Thursday, April 24, 2008
After cleaning my closet, I am more aware than ever of the clutter in my house, possibly because I had to search other closets for coat hangers. My children are living in places that have impermanence written all over them, and they aren't at all interested in taking their sentimental things. In fact, they tend to bring the literal emotional baggage home with them when they move from place to place. Seeing the effort involved in packing (and paying the movers by the pound) they skinny down their possessions.
When I look in their closets, I see their childhoods. Artwork, graduation gowns, photos in frames and boxes, stuffed animals, doll furniture, posters, CD cases (mostly empty but please don't throw them away), soccer shoes, t-shirts that carry memories of camp or trips, yearbooks and scrapbooks and diaries. Their bookshelves are creaking with good books that either they or I can't bear to give to the used book store. Their drawers are full of paints, key chain collections, more t-shirts, soaps and old makeup.

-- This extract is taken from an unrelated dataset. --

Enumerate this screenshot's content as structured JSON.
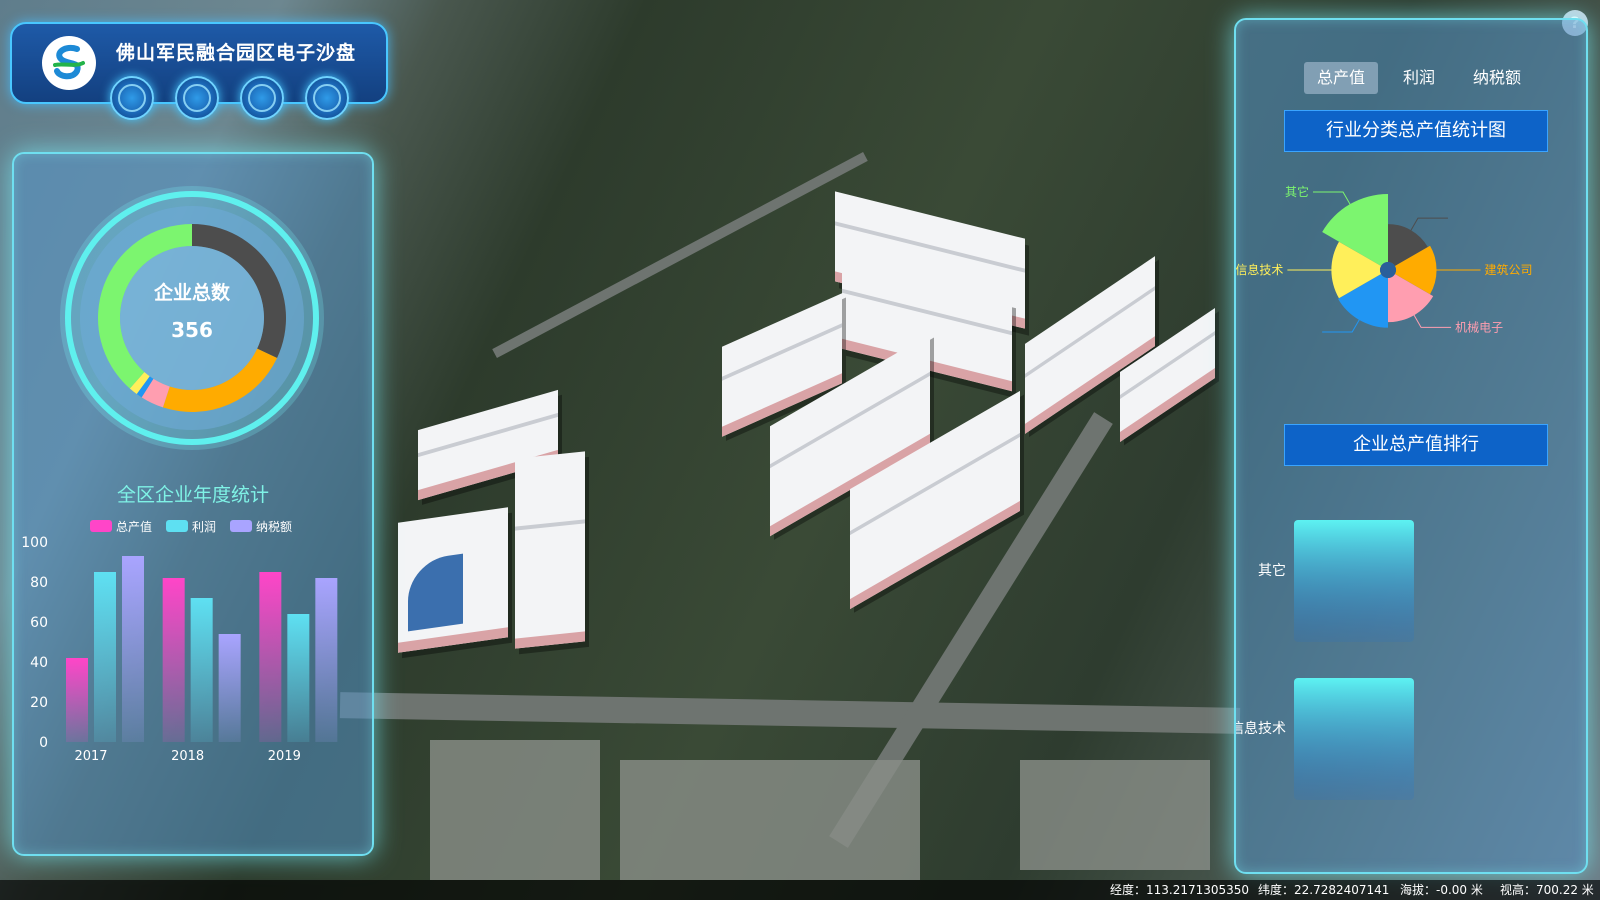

My oldest daughter worked with me one day to clean her room of the extraneous and she has the least left. The other two groan and walk away when I suggest doing the same in their rooms. They have to do it with me, making the decision of what to keep and what to get rid of.

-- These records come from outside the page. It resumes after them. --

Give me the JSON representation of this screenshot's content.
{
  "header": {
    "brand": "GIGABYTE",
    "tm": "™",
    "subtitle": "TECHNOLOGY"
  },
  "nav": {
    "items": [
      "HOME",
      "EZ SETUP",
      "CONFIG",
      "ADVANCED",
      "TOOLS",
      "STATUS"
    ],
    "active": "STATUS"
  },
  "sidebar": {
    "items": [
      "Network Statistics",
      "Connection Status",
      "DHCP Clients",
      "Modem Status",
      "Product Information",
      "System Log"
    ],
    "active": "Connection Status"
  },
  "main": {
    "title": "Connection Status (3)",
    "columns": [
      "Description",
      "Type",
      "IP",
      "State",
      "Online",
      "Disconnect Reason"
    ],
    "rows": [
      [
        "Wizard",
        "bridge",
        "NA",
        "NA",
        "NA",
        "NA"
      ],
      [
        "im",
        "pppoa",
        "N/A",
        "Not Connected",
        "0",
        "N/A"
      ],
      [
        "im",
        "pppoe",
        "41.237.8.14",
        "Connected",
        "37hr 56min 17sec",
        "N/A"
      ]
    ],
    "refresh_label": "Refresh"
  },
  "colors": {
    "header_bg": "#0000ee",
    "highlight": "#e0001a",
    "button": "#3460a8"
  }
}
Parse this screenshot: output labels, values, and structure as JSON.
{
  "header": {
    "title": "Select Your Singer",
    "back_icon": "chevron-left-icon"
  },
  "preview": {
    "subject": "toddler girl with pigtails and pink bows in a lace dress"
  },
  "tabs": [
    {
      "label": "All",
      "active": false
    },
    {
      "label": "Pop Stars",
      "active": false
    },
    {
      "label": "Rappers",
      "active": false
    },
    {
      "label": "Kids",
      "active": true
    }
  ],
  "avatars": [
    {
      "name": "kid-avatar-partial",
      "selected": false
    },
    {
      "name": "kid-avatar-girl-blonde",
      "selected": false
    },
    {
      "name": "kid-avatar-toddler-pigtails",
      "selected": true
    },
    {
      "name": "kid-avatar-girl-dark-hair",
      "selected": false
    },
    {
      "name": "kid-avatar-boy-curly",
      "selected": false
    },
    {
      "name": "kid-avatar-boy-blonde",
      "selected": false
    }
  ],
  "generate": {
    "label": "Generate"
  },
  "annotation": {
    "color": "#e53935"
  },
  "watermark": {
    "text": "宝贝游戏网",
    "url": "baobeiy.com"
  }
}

I can't bear to throw away their pasts. When I think of moving from this house that we have lived in for almost 25 years, I know it is inevitable that the decisions to keep or throw away or give away will be made, that they will go through their memorabilia and I will go through my books and accumulation too.

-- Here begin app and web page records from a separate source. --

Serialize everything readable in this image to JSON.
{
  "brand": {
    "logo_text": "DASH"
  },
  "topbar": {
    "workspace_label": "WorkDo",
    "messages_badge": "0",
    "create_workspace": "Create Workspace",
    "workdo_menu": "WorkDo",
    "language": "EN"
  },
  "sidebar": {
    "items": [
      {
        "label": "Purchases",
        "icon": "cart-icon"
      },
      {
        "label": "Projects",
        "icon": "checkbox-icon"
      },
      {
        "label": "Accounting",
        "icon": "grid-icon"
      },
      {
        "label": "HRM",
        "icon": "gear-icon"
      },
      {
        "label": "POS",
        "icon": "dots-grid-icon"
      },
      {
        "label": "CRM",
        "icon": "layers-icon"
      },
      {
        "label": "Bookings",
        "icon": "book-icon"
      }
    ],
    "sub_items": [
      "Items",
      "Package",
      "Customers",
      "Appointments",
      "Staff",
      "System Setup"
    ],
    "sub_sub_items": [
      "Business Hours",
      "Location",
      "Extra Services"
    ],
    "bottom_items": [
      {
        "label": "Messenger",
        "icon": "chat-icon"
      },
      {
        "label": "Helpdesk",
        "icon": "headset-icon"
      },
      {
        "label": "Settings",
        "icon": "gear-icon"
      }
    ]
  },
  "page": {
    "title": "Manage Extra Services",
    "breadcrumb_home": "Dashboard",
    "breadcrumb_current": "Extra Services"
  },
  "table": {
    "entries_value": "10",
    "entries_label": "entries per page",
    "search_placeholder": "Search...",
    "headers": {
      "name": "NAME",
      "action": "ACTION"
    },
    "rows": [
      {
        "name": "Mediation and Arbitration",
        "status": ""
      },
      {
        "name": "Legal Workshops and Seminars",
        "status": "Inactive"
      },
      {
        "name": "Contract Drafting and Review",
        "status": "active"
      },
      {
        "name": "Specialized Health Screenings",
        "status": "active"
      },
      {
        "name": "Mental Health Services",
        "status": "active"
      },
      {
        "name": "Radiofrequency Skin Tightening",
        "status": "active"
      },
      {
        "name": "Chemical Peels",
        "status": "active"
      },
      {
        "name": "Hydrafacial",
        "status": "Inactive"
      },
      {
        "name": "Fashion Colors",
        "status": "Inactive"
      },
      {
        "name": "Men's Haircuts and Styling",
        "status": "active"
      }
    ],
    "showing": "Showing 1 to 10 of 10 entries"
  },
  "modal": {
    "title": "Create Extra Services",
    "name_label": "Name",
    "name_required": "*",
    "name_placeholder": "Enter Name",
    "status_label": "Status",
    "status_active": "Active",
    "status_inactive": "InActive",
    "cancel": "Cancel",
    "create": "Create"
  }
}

Today, I close the doors to those closets and to thoughts of sorting through our life. But I'm not going to buy much for a while. Toilet paper and food and other things that can be used up and thrown away without thinking or feeling.